(1) The hops contain a fermentable sugar; (2) there are, adherent to the hops, and introduced with them, certain “wild yeasts” which are capable of carrying on an after-fermentation in the beer more readily than the ordinary forms of yeast left in the beer after the primary fermentation has ceased; and (3) the hops contain a diastase: which is capable of hydrolysing the amyloins and dextrin of the beer, in this way, indirectly, supplying the yeast with a readily fermentable sugar.

We must now examine these three possible explanations of the facts in detail. As regards (I), that the effects are due to a certain amount of fermentable sugars initially present in the following experiment shows:—

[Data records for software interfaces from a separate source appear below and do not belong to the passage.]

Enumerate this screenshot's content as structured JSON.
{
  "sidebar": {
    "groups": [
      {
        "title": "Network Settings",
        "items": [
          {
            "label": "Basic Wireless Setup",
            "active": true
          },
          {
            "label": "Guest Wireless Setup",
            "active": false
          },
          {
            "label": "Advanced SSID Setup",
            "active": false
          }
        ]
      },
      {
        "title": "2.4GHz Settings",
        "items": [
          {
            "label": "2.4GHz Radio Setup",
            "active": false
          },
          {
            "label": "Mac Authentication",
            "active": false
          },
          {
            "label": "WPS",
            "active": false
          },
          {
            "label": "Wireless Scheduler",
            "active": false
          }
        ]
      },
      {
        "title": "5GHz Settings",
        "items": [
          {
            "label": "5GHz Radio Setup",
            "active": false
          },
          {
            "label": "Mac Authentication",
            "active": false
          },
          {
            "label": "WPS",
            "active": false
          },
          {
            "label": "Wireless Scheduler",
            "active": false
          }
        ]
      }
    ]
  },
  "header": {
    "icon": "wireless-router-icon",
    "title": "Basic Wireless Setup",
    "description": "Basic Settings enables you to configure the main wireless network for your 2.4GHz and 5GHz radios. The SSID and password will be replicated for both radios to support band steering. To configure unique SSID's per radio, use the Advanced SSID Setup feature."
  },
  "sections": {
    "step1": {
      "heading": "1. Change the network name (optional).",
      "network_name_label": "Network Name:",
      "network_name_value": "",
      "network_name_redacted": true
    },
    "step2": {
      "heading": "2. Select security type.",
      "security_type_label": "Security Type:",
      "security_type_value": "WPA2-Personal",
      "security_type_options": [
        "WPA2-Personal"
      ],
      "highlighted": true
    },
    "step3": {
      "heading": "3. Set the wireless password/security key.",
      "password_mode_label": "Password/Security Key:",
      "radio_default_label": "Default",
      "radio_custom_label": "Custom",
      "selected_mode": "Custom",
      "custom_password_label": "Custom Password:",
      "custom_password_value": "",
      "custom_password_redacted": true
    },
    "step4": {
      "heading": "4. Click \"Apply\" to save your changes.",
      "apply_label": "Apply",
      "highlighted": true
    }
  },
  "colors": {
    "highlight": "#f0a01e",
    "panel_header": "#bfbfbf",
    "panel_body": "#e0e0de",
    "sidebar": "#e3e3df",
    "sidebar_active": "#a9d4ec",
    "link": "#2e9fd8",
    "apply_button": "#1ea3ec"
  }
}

Twenty grams of hops, after previous treatment with ether, were completed extracted with alcohol of 80 per cent. The aqueous residue, after distillation of this extract, was made up to 100 c.c., and examined for sugars. In the 200 mm. tube, the polariscope reading was — 1.4 divisions, and the cupric reduction was equal to 1.610 gram CuO per 100 c.c. This amount of reduction was not increased on treatment with invertase or boiling with dilute hydrochloric acid, so that neither cane-sugar nor any other carbohydrate capable of being hydrolysed  by acid was present. The optical and reducing properties point to a mixture of dextrose and levulose in the following proportions, expressed as a percentage on the amount of dry hops taken :—

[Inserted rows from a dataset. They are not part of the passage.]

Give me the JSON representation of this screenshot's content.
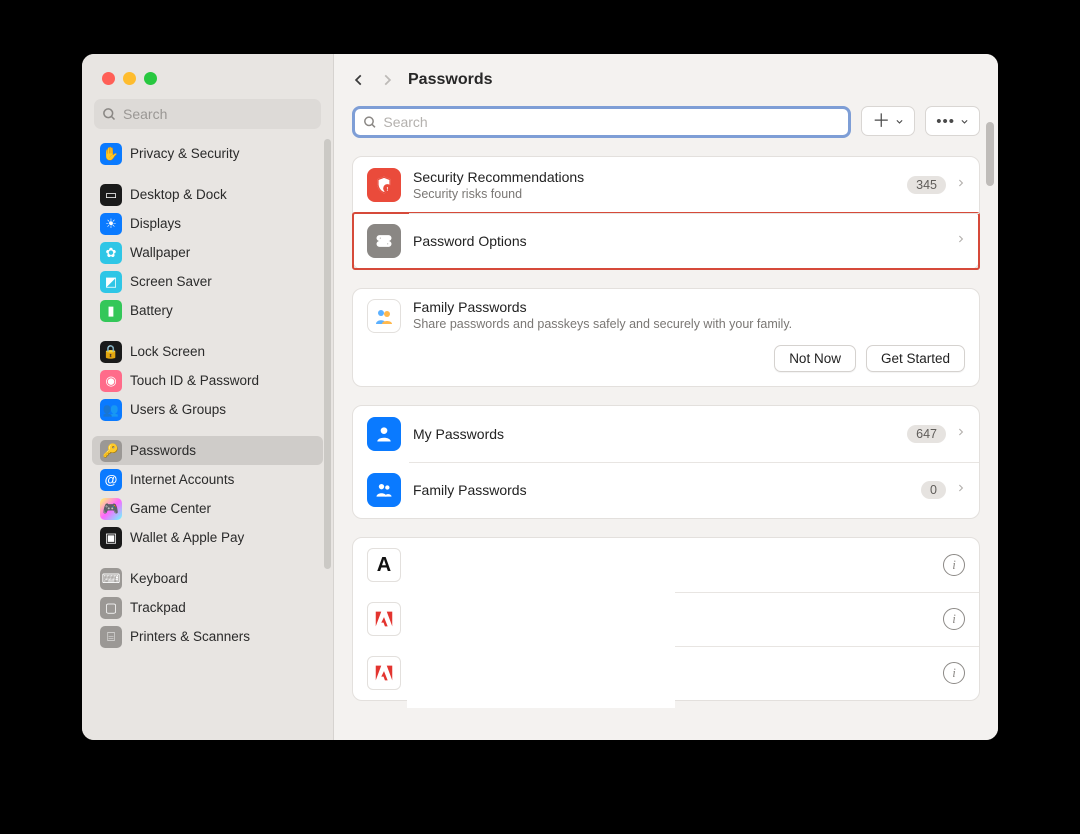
{
  "window": {
    "title": "Passwords"
  },
  "sidebar": {
    "search_placeholder": "Search",
    "items": [
      {
        "label": "Privacy & Security",
        "icon": "hand-icon",
        "bg": "#0a7aff"
      },
      {
        "sep": true
      },
      {
        "label": "Desktop & Dock",
        "icon": "dock-icon",
        "bg": "#1a1a1a"
      },
      {
        "label": "Displays",
        "icon": "sun-icon",
        "bg": "#0a7aff"
      },
      {
        "label": "Wallpaper",
        "icon": "flower-icon",
        "bg": "#2fc6e6"
      },
      {
        "label": "Screen Saver",
        "icon": "screensaver-icon",
        "bg": "#2fc6e6"
      },
      {
        "label": "Battery",
        "icon": "battery-icon",
        "bg": "#34c759"
      },
      {
        "sep": true
      },
      {
        "label": "Lock Screen",
        "icon": "lock-icon",
        "bg": "#1a1a1a"
      },
      {
        "label": "Touch ID & Password",
        "icon": "fingerprint-icon",
        "bg": "#ff6b8a"
      },
      {
        "label": "Users & Groups",
        "icon": "users-icon",
        "bg": "#0a7aff"
      },
      {
        "sep": true
      },
      {
        "label": "Passwords",
        "icon": "key-icon",
        "bg": "#9b9895",
        "selected": true
      },
      {
        "label": "Internet Accounts",
        "icon": "at-icon",
        "bg": "#0a7aff"
      },
      {
        "label": "Game Center",
        "icon": "gamecenter-icon",
        "bg": "#ffffff"
      },
      {
        "label": "Wallet & Apple Pay",
        "icon": "wallet-icon",
        "bg": "#1a1a1a"
      },
      {
        "sep": true
      },
      {
        "label": "Keyboard",
        "icon": "keyboard-icon",
        "bg": "#9b9895"
      },
      {
        "label": "Trackpad",
        "icon": "trackpad-icon",
        "bg": "#9b9895"
      },
      {
        "label": "Printers & Scanners",
        "icon": "printer-icon",
        "bg": "#9b9895"
      }
    ]
  },
  "toolbar": {
    "search_placeholder": "Search",
    "add_label": "+",
    "more_label": "•••"
  },
  "sections": {
    "security": {
      "title": "Security Recommendations",
      "subtitle": "Security risks found",
      "badge": "345"
    },
    "options": {
      "title": "Password Options"
    },
    "family_promo": {
      "title": "Family Passwords",
      "subtitle": "Share passwords and passkeys safely and securely with your family.",
      "not_now": "Not Now",
      "get_started": "Get Started"
    },
    "groups": {
      "mine": {
        "title": "My Passwords",
        "badge": "647"
      },
      "family": {
        "title": "Family Passwords",
        "badge": "0"
      }
    },
    "entries": [
      {
        "initial": "A",
        "fg": "#111",
        "bg": "#fff"
      },
      {
        "initial": "A",
        "fg": "#e3342f",
        "bg": "#fff",
        "shape": "adobe"
      },
      {
        "initial": "A",
        "fg": "#e3342f",
        "bg": "#fff",
        "shape": "adobe"
      }
    ]
  }
}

Dextrose    1.55 per cent.
Levulose    2.10   ,,
Total sugars    3.65   ,,

The complete fermentability of these sugars was proved by fermenting them with yeast, and their solution gave glucosazone with phenylhydrazin acetate.

(To be continued.)

* Abridged from the Trans. Inst. Brew, Vol. VI., No. 4. By permission."
The Brewers' Guardian 1893, pages 93 - 94.
To paraphrase, there were four functions of dry hops:

  1. to add aroma
  2. kill infection in both the beer and cask
  3. help clarrification
  4. promote secondary fermentation
Why exactly did dry hops help condition beer? Well it seems from theie analysis that there are sugars present in hops. I'd have never guessed that. But what of wild yeast and diastase? You'll have to wait until next time to find out about that.

Horace Brown, in case you're wondering, was a well-respected brewing scientist.


Lee said...

Ron, I think I remember hearing one the MBAA that hop diastase has been proven to cause fermentation to restart on a small scale.

ESBrewer said...

He was ahead of his time! I recently found myself listening to some craft brewing podcast (can't remember which) where people today were studying the effects of possible secondary fermentation caused by dry hops and specifically the hypothesis that such fermentation sometimes produces diacetyl. Can't wait for the second part of the story.

Bosh said...

Also relatively recently the amount of dry hopping done in a lot of breweries has skyrocketed well beyond what I see in your historical recipes.

Kevin said...

The aspects of dry hopping mentioned above ( dry hop saturation, fermention creep and dry hop diacetyl problems ) are described in detail in this presentation -